Public Enemy – 911 is a Joke – 1990 Police are supposed to be designed to protect and serve all citizens at any moments notice. In this song Public Enemy calls out these officials since they seem to rescue to Black people extremely slowly and infrequently, however they are extremely responsive and aggressive when Black people are the suspects.
Ice Cube – Who Got the Camera – 1992 In many cases of police brutality, it is often the police officer’s word over the person being harassed, but when there are video cameras to record the situation it is thought to help defend the oppressed.
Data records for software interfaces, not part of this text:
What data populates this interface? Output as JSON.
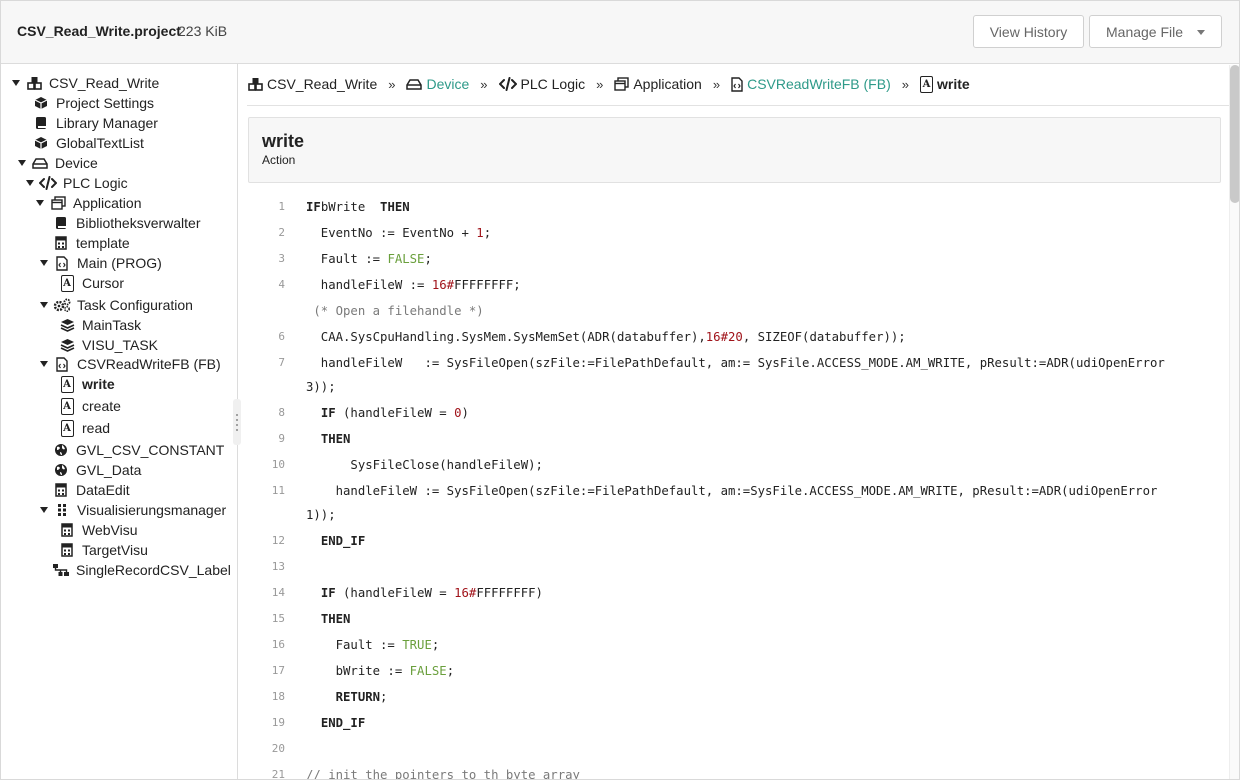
{
  "header": {
    "file_name": "CSV_Read_Write.project",
    "file_size": "223 KiB",
    "view_history": "View History",
    "manage_file": "Manage File"
  },
  "tree": [
    {
      "label": "CSV_Read_Write",
      "icon": "cubes-icon",
      "expand": true
    },
    {
      "label": "Project Settings",
      "icon": "cube-icon"
    },
    {
      "label": "Library Manager",
      "icon": "book-icon"
    },
    {
      "label": "GlobalTextList",
      "icon": "cube-icon"
    },
    {
      "label": "Device",
      "icon": "device-icon",
      "expand": true
    },
    {
      "label": "PLC Logic",
      "icon": "code-icon",
      "expand": true
    },
    {
      "label": "Application",
      "icon": "window-icon",
      "expand": true
    },
    {
      "label": "Bibliotheksverwalter",
      "icon": "book-icon"
    },
    {
      "label": "template",
      "icon": "calculator-icon"
    },
    {
      "label": "Main (PROG)",
      "icon": "file-code-icon",
      "expand": true
    },
    {
      "label": "Cursor",
      "icon": "action-a-icon"
    },
    {
      "label": "Task Configuration",
      "icon": "gears-icon",
      "expand": true
    },
    {
      "label": "MainTask",
      "icon": "layers-icon"
    },
    {
      "label": "VISU_TASK",
      "icon": "layers-icon"
    },
    {
      "label": "CSVReadWriteFB (FB)",
      "icon": "file-code-icon",
      "expand": true
    },
    {
      "label": "write",
      "icon": "action-a-icon",
      "bold": true
    },
    {
      "label": "create",
      "icon": "action-a-icon"
    },
    {
      "label": "read",
      "icon": "action-a-icon"
    },
    {
      "label": "GVL_CSV_CONSTANT",
      "icon": "globe-icon"
    },
    {
      "label": "GVL_Data",
      "icon": "globe-icon"
    },
    {
      "label": "DataEdit",
      "icon": "calculator-icon"
    },
    {
      "label": "Visualisierungsmanager",
      "icon": "grip-icon",
      "expand": true
    },
    {
      "label": "WebVisu",
      "icon": "calculator-icon"
    },
    {
      "label": "TargetVisu",
      "icon": "calculator-icon"
    },
    {
      "label": "SingleRecordCSV_Label",
      "icon": "sitemap-icon"
    }
  ],
  "breadcrumb": [
    {
      "label": "CSV_Read_Write",
      "icon": "cubes-icon",
      "link": false
    },
    {
      "label": "Device",
      "icon": "device-icon",
      "link": true
    },
    {
      "label": "PLC Logic",
      "icon": "code-icon",
      "link": false
    },
    {
      "label": "Application",
      "icon": "window-icon",
      "link": false
    },
    {
      "label": "CSVReadWriteFB (FB)",
      "icon": "file-code-icon",
      "link": true
    },
    {
      "label": "write",
      "icon": "action-a-icon",
      "link": false,
      "current": true
    }
  ],
  "breadcrumb_separator": "»",
  "title": {
    "name": "write",
    "kind": "Action"
  },
  "colors": {
    "link": "#2e9a89",
    "number": "#a0131a",
    "boolean": "#6a9f3c",
    "comment": "#7a7a7a"
  },
  "code_lines": [
    {
      "no": "1",
      "segs": [
        [
          "kw",
          "IF"
        ],
        [
          "",
          "bWrite  "
        ],
        [
          "kw",
          "THEN"
        ]
      ]
    },
    {
      "no": "2",
      "segs": [
        [
          "",
          "  EventNo := EventNo + "
        ],
        [
          "num",
          "1"
        ],
        [
          "",
          ";"
        ]
      ]
    },
    {
      "no": "3",
      "segs": [
        [
          "",
          "  Fault := "
        ],
        [
          "bool",
          "FALSE"
        ],
        [
          "",
          ";"
        ]
      ]
    },
    {
      "no": "4",
      "segs": [
        [
          "",
          "  handleFileW := "
        ],
        [
          "num",
          "16#"
        ],
        [
          "",
          "FFFFFFFF;"
        ]
      ]
    },
    {
      "no": "",
      "segs": [
        [
          "cmt",
          " (* Open a filehandle *)"
        ]
      ]
    },
    {
      "no": "6",
      "segs": [
        [
          "",
          "  CAA.SysCpuHandling.SysMem.SysMemSet(ADR(databuffer),"
        ],
        [
          "num",
          "16#20"
        ],
        [
          "",
          ", SIZEOF(databuffer));"
        ]
      ]
    },
    {
      "no": "7",
      "segs": [
        [
          "",
          "  handleFileW   := SysFileOpen(szFile:=FilePathDefault, am:= SysFile.ACCESS_MODE.AM_WRITE, pResult:=ADR(udiOpenError"
        ]
      ]
    },
    {
      "no": "",
      "segs": [
        [
          "",
          "3));"
        ]
      ]
    },
    {
      "no": "8",
      "segs": [
        [
          "",
          "  "
        ],
        [
          "kw",
          "IF"
        ],
        [
          "",
          " (handleFileW = "
        ],
        [
          "num",
          "0"
        ],
        [
          "",
          ")"
        ]
      ]
    },
    {
      "no": "9",
      "segs": [
        [
          "",
          "  "
        ],
        [
          "kw",
          "THEN"
        ]
      ]
    },
    {
      "no": "10",
      "segs": [
        [
          "",
          "      SysFileClose(handleFileW);"
        ]
      ]
    },
    {
      "no": "11",
      "segs": [
        [
          "",
          "    handleFileW := SysFileOpen(szFile:=FilePathDefault, am:=SysFile.ACCESS_MODE.AM_WRITE, pResult:=ADR(udiOpenError"
        ]
      ]
    },
    {
      "no": "",
      "segs": [
        [
          "",
          "1));"
        ]
      ]
    },
    {
      "no": "12",
      "segs": [
        [
          "",
          "  "
        ],
        [
          "kw",
          "END_IF"
        ]
      ]
    },
    {
      "no": "13",
      "segs": [
        [
          "",
          ""
        ]
      ]
    },
    {
      "no": "14",
      "segs": [
        [
          "",
          "  "
        ],
        [
          "kw",
          "IF"
        ],
        [
          "",
          " (handleFileW = "
        ],
        [
          "num",
          "16#"
        ],
        [
          "",
          "FFFFFFFF)"
        ]
      ]
    },
    {
      "no": "15",
      "segs": [
        [
          "",
          "  "
        ],
        [
          "kw",
          "THEN"
        ]
      ]
    },
    {
      "no": "16",
      "segs": [
        [
          "",
          "    Fault := "
        ],
        [
          "bool",
          "TRUE"
        ],
        [
          "",
          ";"
        ]
      ]
    },
    {
      "no": "17",
      "segs": [
        [
          "",
          "    bWrite := "
        ],
        [
          "bool",
          "FALSE"
        ],
        [
          "",
          ";"
        ]
      ]
    },
    {
      "no": "18",
      "segs": [
        [
          "",
          "    "
        ],
        [
          "kw",
          "RETURN"
        ],
        [
          "",
          ";"
        ]
      ]
    },
    {
      "no": "19",
      "segs": [
        [
          "",
          "  "
        ],
        [
          "kw",
          "END_IF"
        ]
      ]
    },
    {
      "no": "20",
      "segs": [
        [
          "",
          ""
        ]
      ]
    },
    {
      "no": "21",
      "segs": [
        [
          "cmt",
          "// init the pointers to th byte array"
        ]
      ]
    }
  ]
}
However, Ice Cube realizes in this song that even with a video camera and evidence, police brutality still seems to go without consequence.
KRS-One – Sound of da Police – 1993 This song brings to light the contradiction surrounding the role of the police officer. Rather than protecting the citizens from harm, these officers seem to be inflicting the harm against Black people very similar to how overseers on plantations used to inflict harm on slaves many years ago.
Brand Nubian – Claimin’ I’m a Criminal – 1994 This song highlights the racial discrimination that Black people face in the eyes of the police. Many police assume that Black people are criminals, therefore that assumption is used to justify harassing Black citizens and using unlawful force against innocent people. This usually leads to innocent Black people being taken into custody and spending time in jail.
Jeru The Damaja – Invasion – 1996 This song explains the effects of racial discrimination towards Black people by the law officials. Effects include mass incarceration of Black men, economic profit of the government, and both physical and psychological trauma for the people who are discriminated against.
Tupac – Changes – 1998 This song touches on the racial-profiling, poverty, and racism that affects many black lives. Tupac is trying to express that there is a need for change in the treatment of his people, as the “changes” that are supposedly supposed to help aren’t effective. Social issues are not solved by ignoring the issue, but this is hard to do because not everyone is willing to give up their personal interest.
J Dilla – Fuck the Police – 2001 This song is to talk about being harassed as a person of color, regardless of what social standing that he is perceived to have. The police station was down the street from where he lived and he would be searched, the police trying to find drugs. This song was made to vent the frustrations into something that can be heard by the masses instead of confronting the police, and possibly losing his life.
Kendrick Lamar – Alright – 2015 This song shows Kendrick as sort of a hero among his community. He was one of the few to break through the oppression and “make it big.” Even though he has made it big, he also shows that he is human, he shouldn’t be put on a pedestal, and he too can be shot.
Kendrick Lamar – The Blacker the Berry – 2015 This song points out people coming to a racial self-consciousness. Many people understand that there is a lot of hate, specifically just for being associated with the black community. Ultimately, this puts a psychological burden on individuals of the black community. Not only would individuals of the community hate their conditions, they divert their anger among their own peers.
Daye Jack ft Killer Mike – Hands Up – 2016 Many police officers are being charged on account of murder without being rightfully punished. Daye thinks that in order for actual change, a new legislation has to be put into effect. If not, things will only get worse.